But, show me a teenager who doesn't test the boundaries, be it alone or as a result of pressure from friends.  This is how Gabry ends up outside the fences in the ruins of the amusement park where she discovers that her dreams about Catcher's love are reciprocated.  This would make for a great love story if it weren't for the fact that a Breaker attacks her group of friends and Catcher is bitten. 

A bite from Mudo means death and return. Suddenly, Gabry's world is turned upside down. She escapes and watches her friends punished for going outside the boundaries. To make up for not getting caught, she promises her best friend, Cira, that she will find Catcher, who has gone missing. 

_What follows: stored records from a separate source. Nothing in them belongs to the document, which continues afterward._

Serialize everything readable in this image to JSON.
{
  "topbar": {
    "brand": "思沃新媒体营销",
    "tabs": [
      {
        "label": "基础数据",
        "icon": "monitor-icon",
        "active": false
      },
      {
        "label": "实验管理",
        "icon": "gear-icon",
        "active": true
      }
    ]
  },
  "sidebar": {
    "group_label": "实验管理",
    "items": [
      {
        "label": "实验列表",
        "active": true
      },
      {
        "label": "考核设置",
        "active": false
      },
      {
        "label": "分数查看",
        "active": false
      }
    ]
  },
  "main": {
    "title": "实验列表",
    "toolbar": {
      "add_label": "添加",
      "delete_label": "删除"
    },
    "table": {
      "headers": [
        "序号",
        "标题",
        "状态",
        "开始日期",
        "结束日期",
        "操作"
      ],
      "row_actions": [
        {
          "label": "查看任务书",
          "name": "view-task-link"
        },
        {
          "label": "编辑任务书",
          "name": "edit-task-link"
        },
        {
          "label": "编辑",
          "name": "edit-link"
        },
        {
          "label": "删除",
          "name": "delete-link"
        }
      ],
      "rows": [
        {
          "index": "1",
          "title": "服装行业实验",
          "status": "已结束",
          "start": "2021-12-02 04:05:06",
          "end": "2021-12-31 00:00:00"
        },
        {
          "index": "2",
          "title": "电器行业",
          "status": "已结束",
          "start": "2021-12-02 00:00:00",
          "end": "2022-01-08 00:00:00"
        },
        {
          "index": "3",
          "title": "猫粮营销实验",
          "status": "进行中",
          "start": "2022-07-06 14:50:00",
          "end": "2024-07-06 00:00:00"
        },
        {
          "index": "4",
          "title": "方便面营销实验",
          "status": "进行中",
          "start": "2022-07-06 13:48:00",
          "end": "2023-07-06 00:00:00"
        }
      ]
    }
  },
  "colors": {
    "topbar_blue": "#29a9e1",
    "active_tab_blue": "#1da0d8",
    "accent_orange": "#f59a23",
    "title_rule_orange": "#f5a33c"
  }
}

When her search leads her to the shores beyond the boundaries and right into another attack of Mudo, Elias saves her. It isn't until later she discovers he's a souler: one of those crazy cult members who worship the Mudo, except, he seems different somehow. He leads her to Catcher, who still hasn't turned Mudo and won't since he's immune. 

Great, end of story. They live happily ever after. I don't think so. Being immune is extremely rare and when the recruiters find out, they'll want Catcher for reconnaissance missions.  You see, the Mudo can't sense him, which would mean he could enter territory that is infested with Mudo, and get to places that hold supplies. Unfortunately, just turning himself in won't keep his friends safe.  They'll be kept as ransom for him to return from these missions. Because of this, Catcher, Gabry and Elias and Cira escape into the Forest of Hands and Teeth. 

This should be easy for them because Gabry's mother, Mary from the first book, left clues right before she ran back into the forest herself. Seeking out a village would be a great idea.  Maybe they could even settle down and forget about life in Vista. The question is, who would Gabry settle down with?  Catcher refuses to kiss her again for fear of infecting her and though her heart belongs to him, she's constantly being pulled toward Elias. 

With the Forest full of Mudo, the love of her life infected, her best friend injured and the recruiters hunting them down, how will they ever find their way through? If there is any hope for Gabry's future, she has to discover the truth about her past and her mother's past. Only then can she make the choice between the two men who've both grown to love her and maybe, just maybe, outrun the living and the dead who are out for her blood. 

I think the thing I love about these stories is how detailed Ryan is in creating this world. When I can entirely picture every detail and have no open ended questions, the author has done his or her job.  Kudos to you, Ms. Ryan!  I can't wait to read more of your work.